Laughter is the Best Medicine
Author: Rachael Hill
When I was a kid, every Thanksgiving was spent with our extended family in Wisconsin. It didn't matter where we were living at the time, we would always make the trek for this special time together. My cousins and I always had so much fun together. On Thanksgiving Day, it became tradition to have our uncle videotape us doing impromptu plays, which usually included some variation of The Three Little Pigs and Goldilocks and the Three (sometimes four) Bears. We would laugh and giggle at each other and whatever shenanigans we could come up with. This tradition continued well into my high school years. They are absolutely some of my best childhood memories.
This past Thanksgiving we once again traveled to Wisconsin for this coveted family time. I got to see a few of my cousins that I hadn't seen in easily 15 years. Of course those videos came up in conversation and low and behold, my aunt had them readily available so of course we had to watch! I laughed so hard watching these videos that my cheeks hurt, and tears were rolling down my face! I honestly can't remember the last time I laughed so hard! We laughed at clothing, hairstyles, the stupid things we did as kids, and everything in between. We had so much fun together all those years ago, and then again remembering those times well into adulthood. This was a laugh I didn't even realize I needed.
I can't imagine what this world would be like without laughter in it! You will never hear someone say they felt worse after a good laugh. Smiling and laughing are good for the soul. Laughing even releases endorphins in the body that can simply make you feel better. Sometimes when you're grieving, the smile can fade from your face. Laughter can be hard to find, but I have found that the saying is true…laughter truly is the best medicine. You just have to give yourself permission to find it again.
Sometimes you can even use "widow humor." You know, the things you laugh at that others just don't get and look at you like you're crazy. That's widow humor. I feel bad saying it, but I secretly get enjoyment out of making people uncomfortable when they make stupid comments or assumptions about my husband. For example, I had some furniture delivered and had to take my entertainment equipment apart to move it into the new furniture. As we were unhooking the speaker wires, the guy asked me a number of times if my husband would be able to put it back together. I repeatedly told him, "No, I can do it myself," but he just wasn't getting the hint. I finally had to say, "No, he can't…he's dead!" The guy was horrified. While I did feel bad about this, I still smiled inside and it is now a funny story to share. It actually makes me giggle just thinking about it.

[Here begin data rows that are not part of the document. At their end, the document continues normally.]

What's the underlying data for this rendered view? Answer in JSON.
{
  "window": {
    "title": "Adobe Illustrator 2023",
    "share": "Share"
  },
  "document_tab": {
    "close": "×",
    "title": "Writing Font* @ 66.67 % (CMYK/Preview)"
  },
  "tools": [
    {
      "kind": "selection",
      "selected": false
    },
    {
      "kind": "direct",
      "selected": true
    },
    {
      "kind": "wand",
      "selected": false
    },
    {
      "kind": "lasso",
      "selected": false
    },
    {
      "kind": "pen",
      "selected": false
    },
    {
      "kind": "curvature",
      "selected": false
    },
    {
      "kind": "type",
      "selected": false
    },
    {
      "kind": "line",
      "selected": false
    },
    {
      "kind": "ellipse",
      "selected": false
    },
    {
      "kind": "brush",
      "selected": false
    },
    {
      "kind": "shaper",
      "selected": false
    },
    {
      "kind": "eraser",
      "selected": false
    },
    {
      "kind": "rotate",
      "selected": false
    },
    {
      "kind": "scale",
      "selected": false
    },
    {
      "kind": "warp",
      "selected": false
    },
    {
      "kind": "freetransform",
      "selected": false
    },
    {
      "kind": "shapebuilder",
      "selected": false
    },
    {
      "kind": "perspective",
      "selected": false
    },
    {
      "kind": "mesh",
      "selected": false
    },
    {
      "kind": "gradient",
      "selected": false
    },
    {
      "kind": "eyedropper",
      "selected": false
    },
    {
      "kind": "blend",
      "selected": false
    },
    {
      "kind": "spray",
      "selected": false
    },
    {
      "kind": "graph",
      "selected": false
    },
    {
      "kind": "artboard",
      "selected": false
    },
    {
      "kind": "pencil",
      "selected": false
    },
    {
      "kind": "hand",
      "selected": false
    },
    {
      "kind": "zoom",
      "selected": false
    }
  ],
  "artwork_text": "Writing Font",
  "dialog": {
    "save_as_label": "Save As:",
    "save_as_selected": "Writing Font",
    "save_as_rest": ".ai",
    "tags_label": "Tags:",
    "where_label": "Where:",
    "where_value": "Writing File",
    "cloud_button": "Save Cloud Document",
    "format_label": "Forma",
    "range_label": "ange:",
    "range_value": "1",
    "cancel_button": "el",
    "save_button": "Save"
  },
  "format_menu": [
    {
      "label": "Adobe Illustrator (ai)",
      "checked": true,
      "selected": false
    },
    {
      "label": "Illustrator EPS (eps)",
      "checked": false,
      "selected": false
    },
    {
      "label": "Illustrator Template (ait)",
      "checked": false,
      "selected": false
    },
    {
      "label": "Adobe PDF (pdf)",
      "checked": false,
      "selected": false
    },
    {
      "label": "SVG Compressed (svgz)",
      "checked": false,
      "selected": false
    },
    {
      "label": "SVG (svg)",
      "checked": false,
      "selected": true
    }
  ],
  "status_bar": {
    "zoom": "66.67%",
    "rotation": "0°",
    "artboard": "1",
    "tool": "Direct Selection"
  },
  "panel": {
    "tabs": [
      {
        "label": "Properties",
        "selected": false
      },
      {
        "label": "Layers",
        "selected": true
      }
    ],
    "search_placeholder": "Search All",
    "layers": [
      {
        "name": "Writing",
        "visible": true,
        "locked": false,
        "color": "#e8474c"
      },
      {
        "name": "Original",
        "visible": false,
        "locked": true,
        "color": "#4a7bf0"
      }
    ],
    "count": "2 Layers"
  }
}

A friend of ours had a college assignment to write a paper about an event that changed his life, and he chose to write about the night of my husband's plane crash. He let me read the paper not too long ago, and I was a bit taken back by his insight into that night. His dad was one of Jeff's best friends so our families were, and still are, very close. When he found out a C-17 had crashed and that Jeff was on the plane, he wanted to show his support by coming to our house. In the paper he explained how he wasn't sure what he would find there. Would I be crying? Would it be solemn and quiet? He just didn't know what to expect, and there was some hesitancy during the drive over. When he came in the house I greeted him with a hug, found him a seat, and then continued on with my conversation. He was surprised to see that not only were we talking about Jeff and sharing funny stories about him, but we were also laughing!
Even looking back on this now, I am still sometimes surprised at how we handled that night, but then on the other hand I'm not. Jeff loved being silly, and he loved to laugh. That laugh was contagious and he had a smile that could light up a room. His smile even reflected through his eyes. I can still see that twinkle in his eye when I think of some of the good laughs we had together. I like to think of my husband as now being in a wonderful, beautiful place that is full of happiness and love. I do think he misses me like I miss him (or should I say I "hope" he misses me like that), but even so, I want him to be happy and content in the place he is at…and I know he would want the same for me. He hated seeing me sad when he was alive, so why would it be any different after he died? With this belief, I have given myself permission to be happy…to smile and especially to laugh. I also have confidence in knowing that it is not only OK for me to be happy like this, but it is also the kind of life he would want me to live.
"I just like to smile. Smiling is my favorite." -- Buddy the Elf, from the movie Elf